◆ EXERCISE INSTRUCTIONS ◆
When you write out the listing below, keep each word exactly as it stands and drop the pictures.

= = = = = = =

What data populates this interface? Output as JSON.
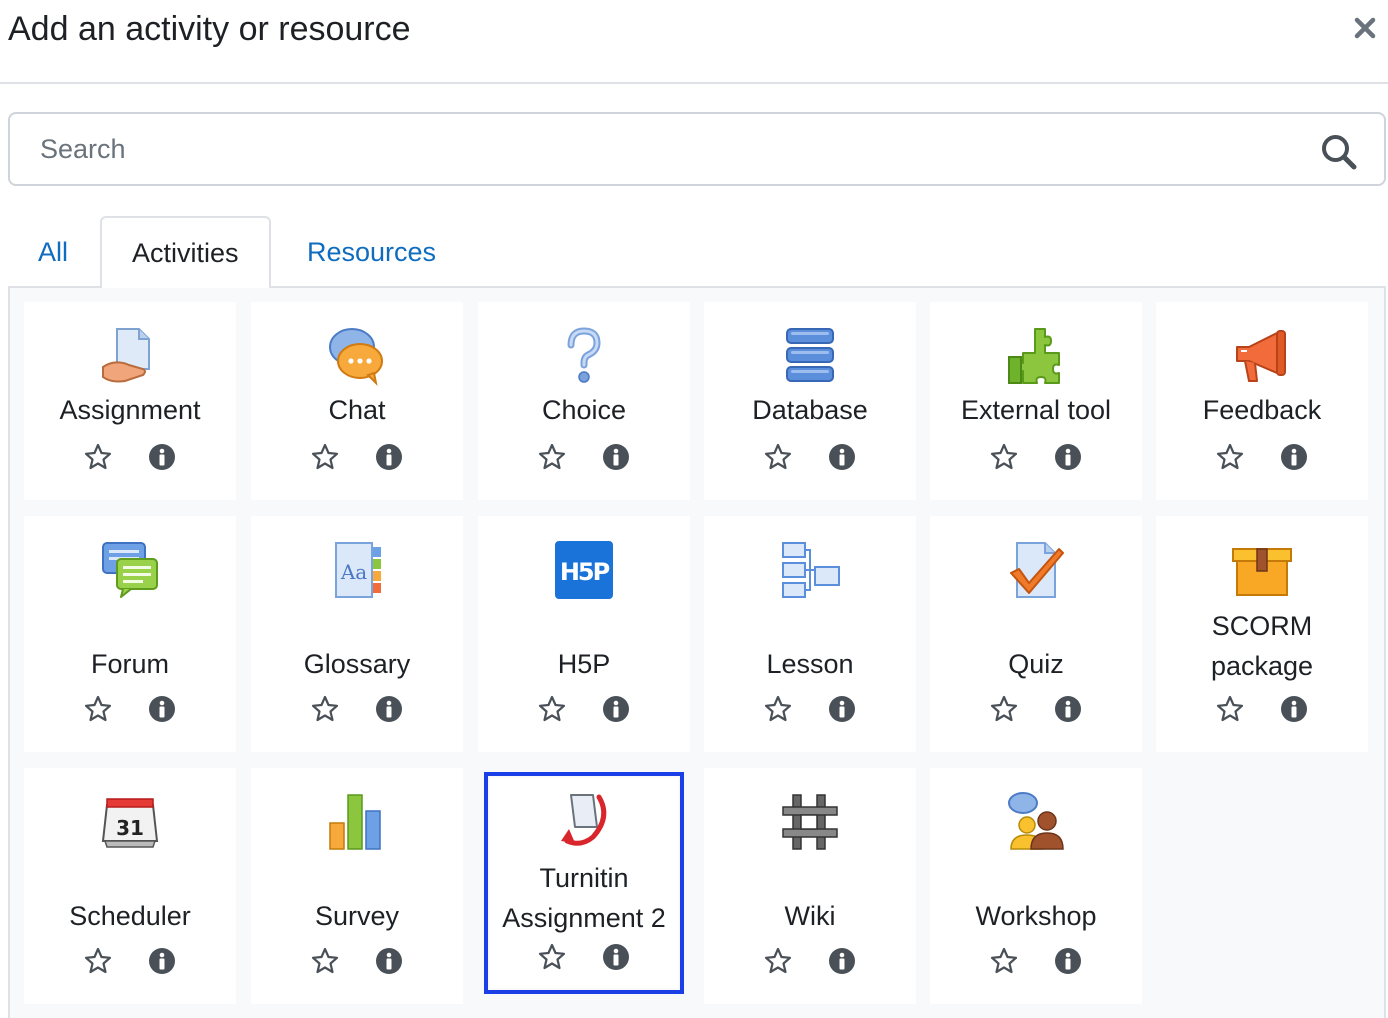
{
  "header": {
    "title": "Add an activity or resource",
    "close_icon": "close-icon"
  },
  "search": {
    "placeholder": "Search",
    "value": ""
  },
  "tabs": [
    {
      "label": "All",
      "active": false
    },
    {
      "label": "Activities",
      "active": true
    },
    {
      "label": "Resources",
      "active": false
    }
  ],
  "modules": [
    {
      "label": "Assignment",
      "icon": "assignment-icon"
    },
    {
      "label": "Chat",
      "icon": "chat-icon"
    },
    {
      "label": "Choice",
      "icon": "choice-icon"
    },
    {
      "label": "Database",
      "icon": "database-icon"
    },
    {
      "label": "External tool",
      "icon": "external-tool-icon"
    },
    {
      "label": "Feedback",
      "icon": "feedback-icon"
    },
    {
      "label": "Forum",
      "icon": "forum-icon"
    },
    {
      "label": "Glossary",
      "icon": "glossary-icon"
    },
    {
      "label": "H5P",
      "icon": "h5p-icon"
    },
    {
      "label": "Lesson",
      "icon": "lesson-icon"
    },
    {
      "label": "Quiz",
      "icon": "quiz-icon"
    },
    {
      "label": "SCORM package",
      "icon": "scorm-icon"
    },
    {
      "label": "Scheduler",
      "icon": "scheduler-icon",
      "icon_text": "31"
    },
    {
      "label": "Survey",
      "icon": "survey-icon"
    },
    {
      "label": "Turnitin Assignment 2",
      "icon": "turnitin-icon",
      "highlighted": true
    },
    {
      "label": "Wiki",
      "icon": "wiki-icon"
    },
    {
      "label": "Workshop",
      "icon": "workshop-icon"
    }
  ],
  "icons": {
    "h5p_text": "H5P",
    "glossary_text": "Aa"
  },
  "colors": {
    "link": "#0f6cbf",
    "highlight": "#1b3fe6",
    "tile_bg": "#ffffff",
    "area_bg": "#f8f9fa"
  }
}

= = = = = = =

◆ TASK RESULT ◆
What data populates this interface? Output as JSON.
{
  "header": {
    "title": "Add an activity or resource",
    "close_icon": "close-icon"
  },
  "search": {
    "placeholder": "Search",
    "value": ""
  },
  "tabs": [
    {
      "label": "All",
      "active": false
    },
    {
      "label": "Activities",
      "active": true
    },
    {
      "label": "Resources",
      "active": false
    }
  ],
  "modules": [
    {
      "label": "Assignment",
      "icon": "assignment-icon"
    },
    {
      "label": "Chat",
      "icon": "chat-icon"
    },
    {
      "label": "Choice",
      "icon": "choice-icon"
    },
    {
      "label": "Database",
      "icon": "database-icon"
    },
    {
      "label": "External tool",
      "icon": "external-tool-icon"
    },
    {
      "label": "Feedback",
      "icon": "feedback-icon"
    },
    {
      "label": "Forum",
      "icon": "forum-icon"
    },
    {
      "label": "Glossary",
      "icon": "glossary-icon"
    },
    {
      "label": "H5P",
      "icon": "h5p-icon"
    },
    {
      "label": "Lesson",
      "icon": "lesson-icon"
    },
    {
      "label": "Quiz",
      "icon": "quiz-icon"
    },
    {
      "label": "SCORM package",
      "icon": "scorm-icon"
    },
    {
      "label": "Scheduler",
      "icon": "scheduler-icon",
      "icon_text": "31"
    },
    {
      "label": "Survey",
      "icon": "survey-icon"
    },
    {
      "label": "Turnitin Assignment 2",
      "icon": "turnitin-icon",
      "highlighted": true
    },
    {
      "label": "Wiki",
      "icon": "wiki-icon"
    },
    {
      "label": "Workshop",
      "icon": "workshop-icon"
    }
  ],
  "icons": {
    "h5p_text": "H5P",
    "glossary_text": "Aa"
  },
  "colors": {
    "link": "#0f6cbf",
    "highlight": "#1b3fe6",
    "tile_bg": "#ffffff",
    "area_bg": "#f8f9fa"
  }
}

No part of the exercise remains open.